▶ [Task to complete]:
Would you please restate the data exactly as it stands, apart from the pictures?

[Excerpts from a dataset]
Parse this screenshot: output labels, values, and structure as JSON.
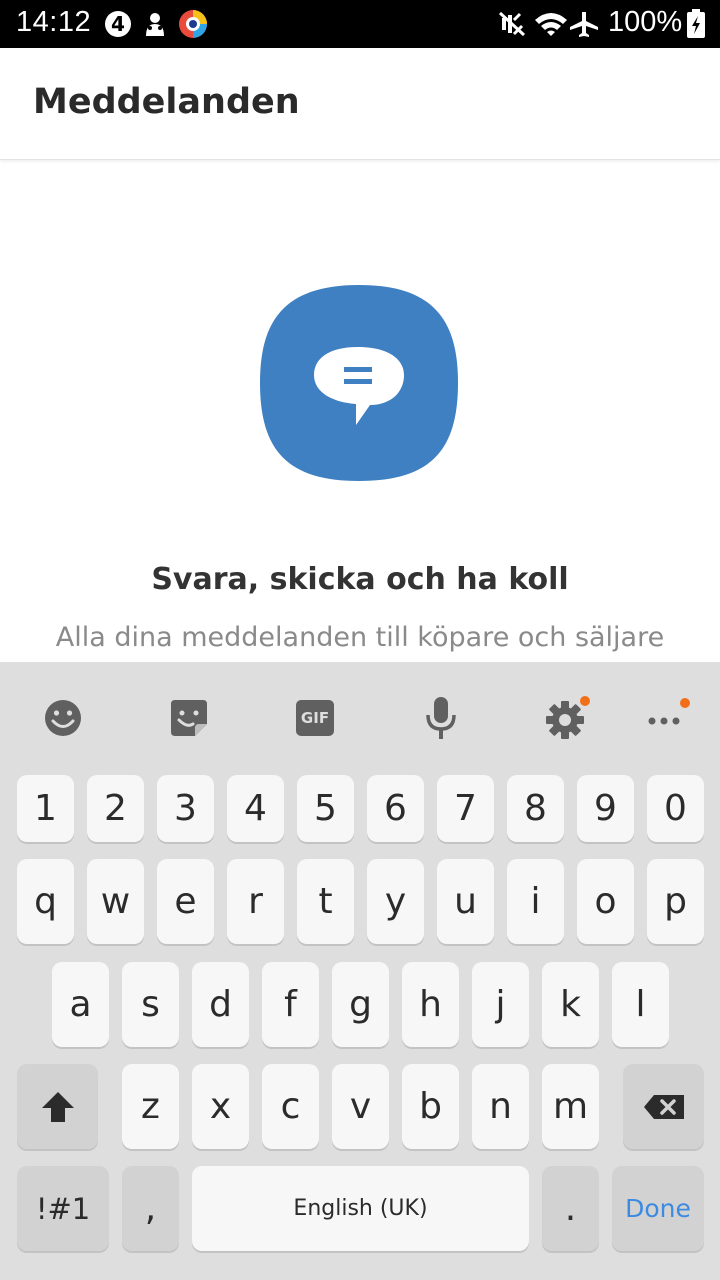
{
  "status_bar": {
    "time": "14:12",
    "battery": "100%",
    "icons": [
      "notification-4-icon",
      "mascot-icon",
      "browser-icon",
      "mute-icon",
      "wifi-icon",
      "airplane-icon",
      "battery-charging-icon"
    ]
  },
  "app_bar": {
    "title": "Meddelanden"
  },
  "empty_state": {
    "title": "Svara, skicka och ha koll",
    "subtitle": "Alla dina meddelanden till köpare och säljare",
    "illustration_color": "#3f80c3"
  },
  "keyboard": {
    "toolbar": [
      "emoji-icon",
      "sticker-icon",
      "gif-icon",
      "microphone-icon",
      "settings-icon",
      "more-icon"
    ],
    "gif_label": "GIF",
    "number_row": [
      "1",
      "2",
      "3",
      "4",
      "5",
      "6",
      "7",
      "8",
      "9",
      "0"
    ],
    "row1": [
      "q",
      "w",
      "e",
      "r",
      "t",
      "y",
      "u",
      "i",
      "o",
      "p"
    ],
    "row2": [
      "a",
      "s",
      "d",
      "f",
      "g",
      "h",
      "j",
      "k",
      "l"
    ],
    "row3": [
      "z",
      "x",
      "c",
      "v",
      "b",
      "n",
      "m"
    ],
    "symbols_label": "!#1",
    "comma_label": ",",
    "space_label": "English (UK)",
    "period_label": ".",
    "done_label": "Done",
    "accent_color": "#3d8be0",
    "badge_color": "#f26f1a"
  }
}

▶ [Output below]:
Parse this screenshot: output labels, values, and structure as JSON.
{
  "status_bar": {
    "time": "14:12",
    "battery": "100%",
    "icons": [
      "notification-4-icon",
      "mascot-icon",
      "browser-icon",
      "mute-icon",
      "wifi-icon",
      "airplane-icon",
      "battery-charging-icon"
    ]
  },
  "app_bar": {
    "title": "Meddelanden"
  },
  "empty_state": {
    "title": "Svara, skicka och ha koll",
    "subtitle": "Alla dina meddelanden till köpare och säljare",
    "illustration_color": "#3f80c3"
  },
  "keyboard": {
    "toolbar": [
      "emoji-icon",
      "sticker-icon",
      "gif-icon",
      "microphone-icon",
      "settings-icon",
      "more-icon"
    ],
    "gif_label": "GIF",
    "number_row": [
      "1",
      "2",
      "3",
      "4",
      "5",
      "6",
      "7",
      "8",
      "9",
      "0"
    ],
    "row1": [
      "q",
      "w",
      "e",
      "r",
      "t",
      "y",
      "u",
      "i",
      "o",
      "p"
    ],
    "row2": [
      "a",
      "s",
      "d",
      "f",
      "g",
      "h",
      "j",
      "k",
      "l"
    ],
    "row3": [
      "z",
      "x",
      "c",
      "v",
      "b",
      "n",
      "m"
    ],
    "symbols_label": "!#1",
    "comma_label": ",",
    "space_label": "English (UK)",
    "period_label": ".",
    "done_label": "Done",
    "accent_color": "#3d8be0",
    "badge_color": "#f26f1a"
  }
}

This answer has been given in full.